> Raw data:

Content starts

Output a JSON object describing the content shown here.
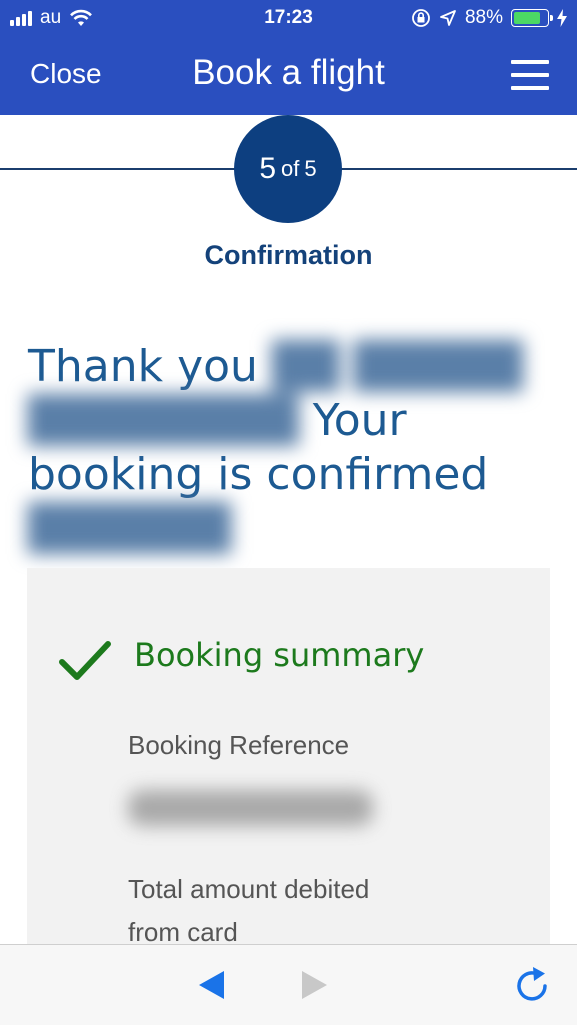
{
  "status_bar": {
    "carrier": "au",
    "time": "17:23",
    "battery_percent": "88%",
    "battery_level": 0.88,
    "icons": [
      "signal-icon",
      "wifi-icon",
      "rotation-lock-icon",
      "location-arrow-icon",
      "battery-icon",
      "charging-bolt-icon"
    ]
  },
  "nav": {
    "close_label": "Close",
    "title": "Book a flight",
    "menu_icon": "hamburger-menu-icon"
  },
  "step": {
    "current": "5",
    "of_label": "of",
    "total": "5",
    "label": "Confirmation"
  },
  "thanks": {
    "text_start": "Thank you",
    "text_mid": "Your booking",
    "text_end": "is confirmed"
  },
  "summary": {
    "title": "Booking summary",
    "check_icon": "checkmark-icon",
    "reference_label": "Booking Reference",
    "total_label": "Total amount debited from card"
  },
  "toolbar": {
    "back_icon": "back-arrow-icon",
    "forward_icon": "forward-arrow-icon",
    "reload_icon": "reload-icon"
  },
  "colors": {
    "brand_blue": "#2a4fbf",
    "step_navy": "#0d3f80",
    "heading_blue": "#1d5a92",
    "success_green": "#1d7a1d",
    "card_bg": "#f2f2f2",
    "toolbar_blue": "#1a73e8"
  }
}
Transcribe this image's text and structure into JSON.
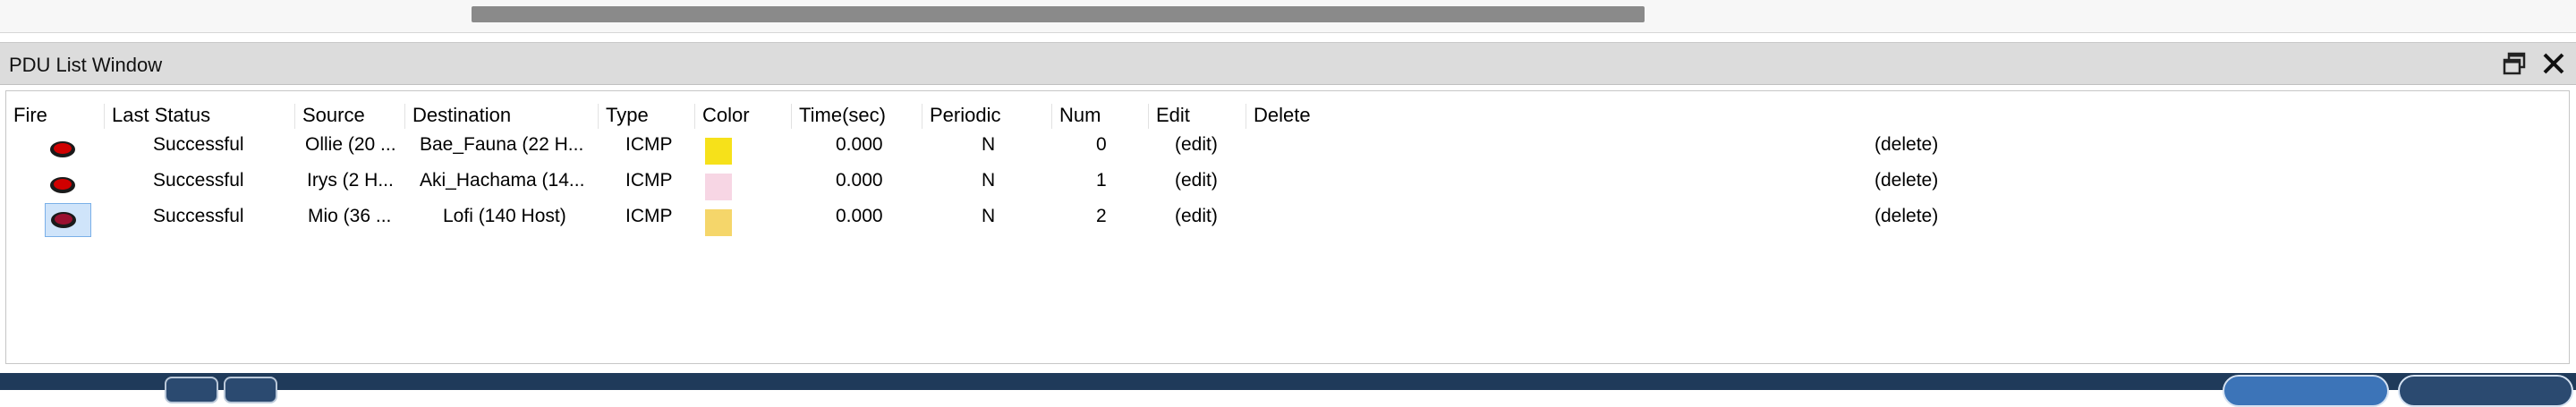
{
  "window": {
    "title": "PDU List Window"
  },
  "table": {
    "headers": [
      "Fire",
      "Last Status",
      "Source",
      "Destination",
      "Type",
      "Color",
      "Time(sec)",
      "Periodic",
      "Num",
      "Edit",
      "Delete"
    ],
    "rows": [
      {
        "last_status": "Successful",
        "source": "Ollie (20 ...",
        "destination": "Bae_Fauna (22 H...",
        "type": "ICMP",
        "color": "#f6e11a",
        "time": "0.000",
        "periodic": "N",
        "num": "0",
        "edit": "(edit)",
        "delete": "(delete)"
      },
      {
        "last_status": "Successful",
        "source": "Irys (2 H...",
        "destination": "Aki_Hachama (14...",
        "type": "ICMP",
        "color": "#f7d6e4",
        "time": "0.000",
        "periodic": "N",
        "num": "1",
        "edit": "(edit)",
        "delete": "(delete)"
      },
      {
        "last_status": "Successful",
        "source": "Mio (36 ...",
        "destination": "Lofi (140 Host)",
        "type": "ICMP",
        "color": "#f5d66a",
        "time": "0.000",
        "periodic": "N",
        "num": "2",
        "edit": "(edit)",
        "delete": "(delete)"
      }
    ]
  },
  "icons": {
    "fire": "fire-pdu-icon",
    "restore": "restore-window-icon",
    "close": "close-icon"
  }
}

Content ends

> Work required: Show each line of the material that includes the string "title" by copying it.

> Response area:
    "title": "Book a flight",
    "title": "Booking summary",
    "title": "PDU List Window"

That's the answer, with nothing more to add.